* **Component data from apps and pages**
>>>>>

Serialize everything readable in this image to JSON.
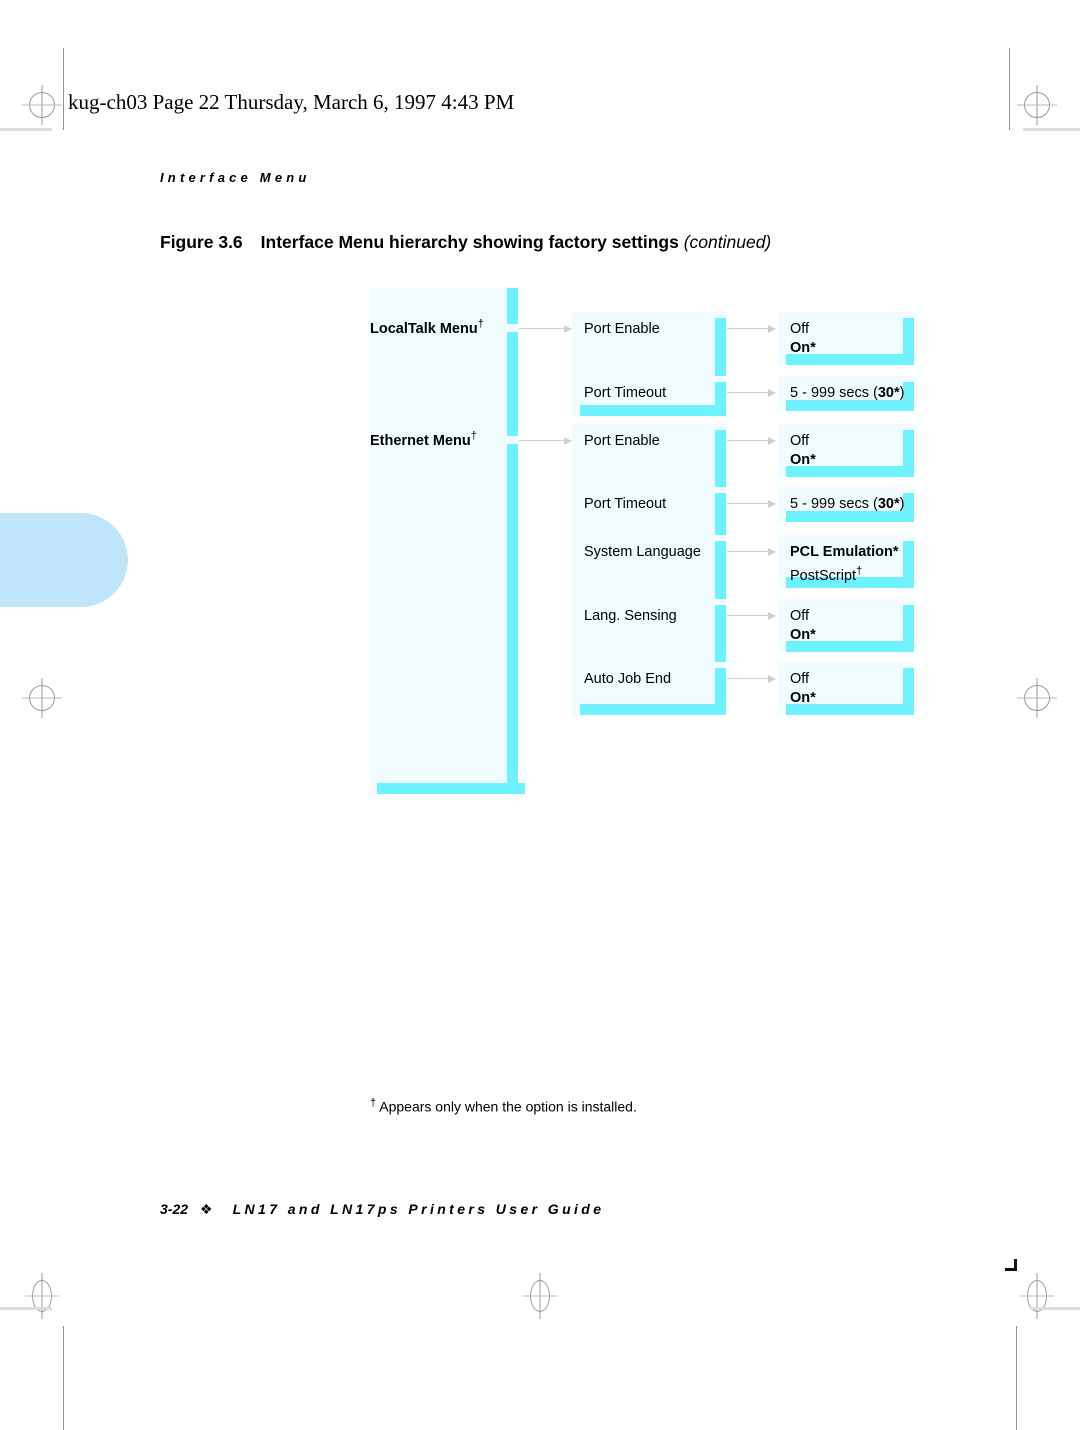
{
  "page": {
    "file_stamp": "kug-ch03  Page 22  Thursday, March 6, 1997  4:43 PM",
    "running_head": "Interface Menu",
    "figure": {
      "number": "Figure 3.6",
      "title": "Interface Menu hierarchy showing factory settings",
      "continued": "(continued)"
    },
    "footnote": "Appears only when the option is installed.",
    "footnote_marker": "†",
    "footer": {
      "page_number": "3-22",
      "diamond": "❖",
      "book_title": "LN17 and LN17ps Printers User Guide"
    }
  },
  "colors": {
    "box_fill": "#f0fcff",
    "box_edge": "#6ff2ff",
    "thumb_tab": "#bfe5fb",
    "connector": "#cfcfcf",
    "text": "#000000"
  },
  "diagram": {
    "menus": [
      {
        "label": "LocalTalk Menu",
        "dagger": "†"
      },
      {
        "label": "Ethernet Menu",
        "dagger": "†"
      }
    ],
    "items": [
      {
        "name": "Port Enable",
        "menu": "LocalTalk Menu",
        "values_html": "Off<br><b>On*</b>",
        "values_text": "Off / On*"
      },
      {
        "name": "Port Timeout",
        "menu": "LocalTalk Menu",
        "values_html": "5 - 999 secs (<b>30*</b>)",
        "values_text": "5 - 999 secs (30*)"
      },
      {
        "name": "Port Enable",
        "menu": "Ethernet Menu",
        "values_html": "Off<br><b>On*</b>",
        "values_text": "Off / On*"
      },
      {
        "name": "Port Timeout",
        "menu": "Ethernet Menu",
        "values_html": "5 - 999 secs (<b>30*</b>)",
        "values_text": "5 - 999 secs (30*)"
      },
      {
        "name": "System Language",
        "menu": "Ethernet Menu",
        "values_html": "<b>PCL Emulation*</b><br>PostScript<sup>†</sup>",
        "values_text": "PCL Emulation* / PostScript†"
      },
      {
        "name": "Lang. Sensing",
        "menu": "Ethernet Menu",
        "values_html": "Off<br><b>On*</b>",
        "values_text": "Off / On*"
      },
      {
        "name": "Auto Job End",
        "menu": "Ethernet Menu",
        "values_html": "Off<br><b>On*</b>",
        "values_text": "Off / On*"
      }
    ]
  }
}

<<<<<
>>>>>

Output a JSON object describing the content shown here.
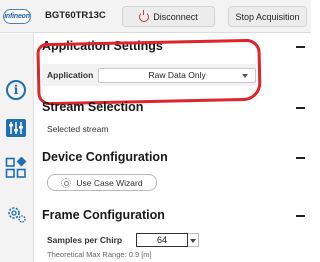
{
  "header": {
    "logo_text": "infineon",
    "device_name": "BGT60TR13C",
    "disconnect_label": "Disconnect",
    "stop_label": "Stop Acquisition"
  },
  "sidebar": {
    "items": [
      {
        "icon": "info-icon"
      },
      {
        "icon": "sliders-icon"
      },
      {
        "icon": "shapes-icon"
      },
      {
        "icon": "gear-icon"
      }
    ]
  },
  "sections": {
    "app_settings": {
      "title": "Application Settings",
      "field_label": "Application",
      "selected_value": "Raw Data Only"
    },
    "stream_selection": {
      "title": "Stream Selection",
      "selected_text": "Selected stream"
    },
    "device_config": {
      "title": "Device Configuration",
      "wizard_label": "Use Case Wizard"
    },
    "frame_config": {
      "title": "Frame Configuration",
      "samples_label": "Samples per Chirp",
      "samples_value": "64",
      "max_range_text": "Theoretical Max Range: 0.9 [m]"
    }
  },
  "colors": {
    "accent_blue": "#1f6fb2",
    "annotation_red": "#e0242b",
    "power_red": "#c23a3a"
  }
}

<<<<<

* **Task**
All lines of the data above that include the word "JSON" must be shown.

* **Output for this task**
Serialize everything readable in this image to JSON.
Output a JSON object describing the content shown here.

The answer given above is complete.